(Beginning of RECORD EXCERPTS)

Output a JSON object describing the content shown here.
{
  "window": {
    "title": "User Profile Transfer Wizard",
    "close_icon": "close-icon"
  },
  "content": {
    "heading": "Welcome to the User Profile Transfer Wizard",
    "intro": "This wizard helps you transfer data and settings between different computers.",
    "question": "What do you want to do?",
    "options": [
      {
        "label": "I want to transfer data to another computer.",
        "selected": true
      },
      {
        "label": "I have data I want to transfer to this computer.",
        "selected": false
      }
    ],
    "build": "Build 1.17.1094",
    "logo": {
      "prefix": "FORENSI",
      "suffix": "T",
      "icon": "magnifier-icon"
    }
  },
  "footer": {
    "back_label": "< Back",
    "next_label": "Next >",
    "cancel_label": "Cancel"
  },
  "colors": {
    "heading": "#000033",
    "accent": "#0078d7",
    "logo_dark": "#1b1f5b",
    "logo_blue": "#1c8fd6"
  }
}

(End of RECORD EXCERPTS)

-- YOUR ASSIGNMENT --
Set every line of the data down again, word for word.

-- EXERCISE RESULT --
Output a JSON object describing the content shown here.
{
  "window": {
    "title": "User Profile Transfer Wizard",
    "close_icon": "close-icon"
  },
  "content": {
    "heading": "Welcome to the User Profile Transfer Wizard",
    "intro": "This wizard helps you transfer data and settings between different computers.",
    "question": "What do you want to do?",
    "options": [
      {
        "label": "I want to transfer data to another computer.",
        "selected": true
      },
      {
        "label": "I have data I want to transfer to this computer.",
        "selected": false
      }
    ],
    "build": "Build 1.17.1094",
    "logo": {
      "prefix": "FORENSI",
      "suffix": "T",
      "icon": "magnifier-icon"
    }
  },
  "footer": {
    "back_label": "< Back",
    "next_label": "Next >",
    "cancel_label": "Cancel"
  },
  "colors": {
    "heading": "#000033",
    "accent": "#0078d7",
    "logo_dark": "#1b1f5b",
    "logo_blue": "#1c8fd6"
  }
}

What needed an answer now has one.